  138. 2 things systematics does
    • classification of organisms
    • determination of evolutionary relationships
  139. ordered division of organisms into categories
  140. * binomial system of nomenclature
    * nested system of hierarchical classification
  141. evolutionary history of a species or group of related species
  142. Taxonomic Hierarchy:
    • Phylum
    • Class
    • Order
    • Family
    • Genus
    • Species
  143. * branching diagram representing evolutionary history of group of organisms
    * represents hypothesis about evolutionary relationships
    Phylogenetic Tree
  144. * similarity due to shared ancestry
    * used to construct phylogeny
  145. * superficial similarity due to convergent evolution
    * similar adaptations in unrelated organisms due to similar mode of life
    * not for phylogeny
  146. The more detailed the resemblance (morphology, DNA) more likely it is due to _________
  147. Comparing DNA sequences,
    small differ, closely related
    big differ, distantly related
    molecular homologies
  148. * set of methods used to construct phylogenies
    * primary criterion in classification is common ancestry
  149. * group that includes ancestral species and all o its descendants
    * natural evolutionary group-monophyletic grouping
  150. group consists of ancestral species and all of its descendants (natural evolutionary group or clade)
  151. group consists of ancestor and some (not all) of ancestor's descendants
  152. Group consists of taxa without a common ancestor (not a natural evolutionary group)
  153. * originated in ancestor of taxon
    * predates branching of clade
    • shared ancestral character
    • *ex vertebral column in mammals
  154. * not found in ancestors of taxon
    * originated in taxon->only shared with other members of taxon
    * evolutionary novelty that is unique to particular clade
    • Shared derived character(synapomorphy)
    • ex hair in mammals
  155. shared derived character
  156. * indicates degree of genetic change
    * degree of evolutionary change
    * phylogenetic trees
  157. * width of lineage represents diversity of group in phylogenetic trees
    diversity within groups
  158. * branch lengths indicate evolutionary time
    * branch points indicate events in geologic time
    * Phylogenetic trees
  159. two principles on constructing the best tree
    • 1. maximum parsimony(simplest)
    • 2. Maximum LIkelihood (most likely)
  160. * comparing DNA, RNA, and other molecules to infer relatedness
    * determine relationships that are difficult using other methods
    Molecular systematics
  161. * method to measure the absolute time of evolutionary change
    * based on observation that some genes evolve at constant rates
    Molecular Clocks
  162. three Kingdom System
    • Kingdom protista
    • Kingdom Plantae
    • Kingdom Animalia
  163. human's nature is fixed by our genes
    biological determinism
  164. type of competition that occurs when two organisms seek the same resource that has a limited supply

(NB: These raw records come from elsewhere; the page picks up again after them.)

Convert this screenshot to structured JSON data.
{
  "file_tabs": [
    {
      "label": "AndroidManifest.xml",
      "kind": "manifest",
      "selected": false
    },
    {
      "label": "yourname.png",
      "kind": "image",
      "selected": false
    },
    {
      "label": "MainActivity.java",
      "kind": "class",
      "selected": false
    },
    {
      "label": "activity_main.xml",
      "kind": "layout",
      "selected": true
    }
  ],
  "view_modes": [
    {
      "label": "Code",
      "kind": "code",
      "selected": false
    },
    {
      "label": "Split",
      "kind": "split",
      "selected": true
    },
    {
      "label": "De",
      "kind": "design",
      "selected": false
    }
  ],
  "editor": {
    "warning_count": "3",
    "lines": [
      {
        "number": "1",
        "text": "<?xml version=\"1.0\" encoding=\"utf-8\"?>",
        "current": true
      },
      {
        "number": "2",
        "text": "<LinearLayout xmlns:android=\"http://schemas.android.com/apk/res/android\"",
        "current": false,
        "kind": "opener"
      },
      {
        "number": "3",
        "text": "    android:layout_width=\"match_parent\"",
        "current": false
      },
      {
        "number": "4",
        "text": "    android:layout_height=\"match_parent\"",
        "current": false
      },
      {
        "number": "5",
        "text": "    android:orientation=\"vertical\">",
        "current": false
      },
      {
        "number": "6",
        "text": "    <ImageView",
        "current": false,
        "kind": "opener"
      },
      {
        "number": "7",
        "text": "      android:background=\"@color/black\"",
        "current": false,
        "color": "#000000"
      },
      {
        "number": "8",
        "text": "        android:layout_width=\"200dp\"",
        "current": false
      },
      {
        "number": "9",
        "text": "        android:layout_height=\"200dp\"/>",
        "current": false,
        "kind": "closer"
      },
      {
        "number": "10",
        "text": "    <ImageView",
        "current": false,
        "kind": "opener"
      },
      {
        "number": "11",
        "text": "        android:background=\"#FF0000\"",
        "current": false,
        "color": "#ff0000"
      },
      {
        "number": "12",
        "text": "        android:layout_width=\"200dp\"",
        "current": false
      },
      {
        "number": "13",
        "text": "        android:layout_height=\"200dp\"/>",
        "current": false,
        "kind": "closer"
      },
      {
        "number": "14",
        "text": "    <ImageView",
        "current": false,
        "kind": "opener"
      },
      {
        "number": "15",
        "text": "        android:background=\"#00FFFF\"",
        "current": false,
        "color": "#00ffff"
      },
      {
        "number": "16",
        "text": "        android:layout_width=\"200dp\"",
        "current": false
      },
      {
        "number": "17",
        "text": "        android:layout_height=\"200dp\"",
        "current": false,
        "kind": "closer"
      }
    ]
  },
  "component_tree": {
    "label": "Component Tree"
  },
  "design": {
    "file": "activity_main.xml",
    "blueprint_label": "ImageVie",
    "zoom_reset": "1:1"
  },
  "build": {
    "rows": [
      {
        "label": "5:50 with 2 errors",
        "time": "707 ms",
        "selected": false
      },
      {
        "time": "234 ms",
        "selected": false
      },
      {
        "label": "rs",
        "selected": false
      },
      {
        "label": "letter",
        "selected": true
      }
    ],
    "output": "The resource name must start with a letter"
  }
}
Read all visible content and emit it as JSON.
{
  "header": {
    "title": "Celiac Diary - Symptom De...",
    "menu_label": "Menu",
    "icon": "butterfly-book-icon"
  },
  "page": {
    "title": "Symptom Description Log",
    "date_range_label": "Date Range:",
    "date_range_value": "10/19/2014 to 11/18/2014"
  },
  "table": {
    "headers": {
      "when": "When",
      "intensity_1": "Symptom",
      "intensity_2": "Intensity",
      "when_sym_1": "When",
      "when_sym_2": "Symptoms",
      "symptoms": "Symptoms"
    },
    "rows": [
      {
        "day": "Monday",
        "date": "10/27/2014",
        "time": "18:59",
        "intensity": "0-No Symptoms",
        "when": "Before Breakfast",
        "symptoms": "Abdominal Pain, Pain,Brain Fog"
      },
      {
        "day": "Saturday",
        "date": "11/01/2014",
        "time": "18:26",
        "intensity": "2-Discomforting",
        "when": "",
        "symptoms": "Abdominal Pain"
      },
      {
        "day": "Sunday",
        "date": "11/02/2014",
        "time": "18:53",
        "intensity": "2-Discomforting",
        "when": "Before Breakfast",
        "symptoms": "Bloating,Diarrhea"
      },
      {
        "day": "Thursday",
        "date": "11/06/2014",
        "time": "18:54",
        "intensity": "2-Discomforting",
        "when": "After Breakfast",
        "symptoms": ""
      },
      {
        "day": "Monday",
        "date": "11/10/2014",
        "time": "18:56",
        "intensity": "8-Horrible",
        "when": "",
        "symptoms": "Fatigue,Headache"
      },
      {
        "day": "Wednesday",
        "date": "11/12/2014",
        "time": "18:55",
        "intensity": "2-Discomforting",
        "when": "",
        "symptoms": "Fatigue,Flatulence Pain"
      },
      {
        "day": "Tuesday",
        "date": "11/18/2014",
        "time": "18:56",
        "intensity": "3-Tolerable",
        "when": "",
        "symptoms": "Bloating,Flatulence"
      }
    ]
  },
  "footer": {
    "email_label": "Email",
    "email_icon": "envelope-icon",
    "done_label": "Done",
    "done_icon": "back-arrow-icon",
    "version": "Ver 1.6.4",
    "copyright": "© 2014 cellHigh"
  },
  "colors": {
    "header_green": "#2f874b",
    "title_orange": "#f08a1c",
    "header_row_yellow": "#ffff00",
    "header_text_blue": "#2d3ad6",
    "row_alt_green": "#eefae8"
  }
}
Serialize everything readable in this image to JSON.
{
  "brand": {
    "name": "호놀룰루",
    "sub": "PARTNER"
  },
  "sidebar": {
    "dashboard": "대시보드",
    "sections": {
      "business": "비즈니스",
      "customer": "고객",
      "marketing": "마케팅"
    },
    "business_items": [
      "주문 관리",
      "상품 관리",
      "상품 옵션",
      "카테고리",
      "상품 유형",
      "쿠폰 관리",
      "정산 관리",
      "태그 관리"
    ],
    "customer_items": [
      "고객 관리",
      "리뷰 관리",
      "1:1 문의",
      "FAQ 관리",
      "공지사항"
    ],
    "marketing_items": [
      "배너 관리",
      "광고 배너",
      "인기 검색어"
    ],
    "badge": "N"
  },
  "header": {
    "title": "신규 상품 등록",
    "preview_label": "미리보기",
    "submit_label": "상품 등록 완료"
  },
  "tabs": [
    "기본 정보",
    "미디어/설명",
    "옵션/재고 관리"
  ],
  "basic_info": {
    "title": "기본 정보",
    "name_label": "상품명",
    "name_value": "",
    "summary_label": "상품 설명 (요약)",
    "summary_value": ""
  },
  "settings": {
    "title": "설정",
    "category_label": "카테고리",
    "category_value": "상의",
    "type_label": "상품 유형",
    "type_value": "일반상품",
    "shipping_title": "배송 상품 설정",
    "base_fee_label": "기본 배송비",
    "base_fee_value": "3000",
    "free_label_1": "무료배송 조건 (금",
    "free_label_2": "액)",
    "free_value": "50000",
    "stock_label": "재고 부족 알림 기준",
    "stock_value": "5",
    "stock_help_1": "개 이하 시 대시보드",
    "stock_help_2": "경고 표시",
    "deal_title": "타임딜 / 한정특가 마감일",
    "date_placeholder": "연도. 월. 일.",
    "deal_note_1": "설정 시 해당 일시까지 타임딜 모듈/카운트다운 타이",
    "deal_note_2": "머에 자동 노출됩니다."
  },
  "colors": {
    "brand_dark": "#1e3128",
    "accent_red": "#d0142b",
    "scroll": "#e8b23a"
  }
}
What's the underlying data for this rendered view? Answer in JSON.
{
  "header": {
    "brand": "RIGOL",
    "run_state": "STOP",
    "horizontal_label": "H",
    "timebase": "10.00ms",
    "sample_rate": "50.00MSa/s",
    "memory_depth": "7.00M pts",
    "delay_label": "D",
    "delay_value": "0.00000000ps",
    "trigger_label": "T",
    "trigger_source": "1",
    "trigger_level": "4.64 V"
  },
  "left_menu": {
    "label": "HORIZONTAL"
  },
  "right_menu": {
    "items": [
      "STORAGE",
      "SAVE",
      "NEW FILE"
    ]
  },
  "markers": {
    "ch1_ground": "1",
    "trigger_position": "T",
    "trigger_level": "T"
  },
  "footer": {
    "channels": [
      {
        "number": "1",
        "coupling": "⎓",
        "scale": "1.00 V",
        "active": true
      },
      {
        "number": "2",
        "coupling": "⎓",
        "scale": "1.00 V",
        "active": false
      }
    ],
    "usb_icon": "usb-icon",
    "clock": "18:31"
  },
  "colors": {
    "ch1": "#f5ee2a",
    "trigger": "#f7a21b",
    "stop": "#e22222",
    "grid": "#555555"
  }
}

    Exploitive Competition
  165. A process in which plants release metabolites to hinder the growth of other plants
  166. An interaction between two organisms that reduces growth and/or reproduction in both organisms
    Intraference competition
  167. Competition that occurs between individuals of different species
    interspecific competition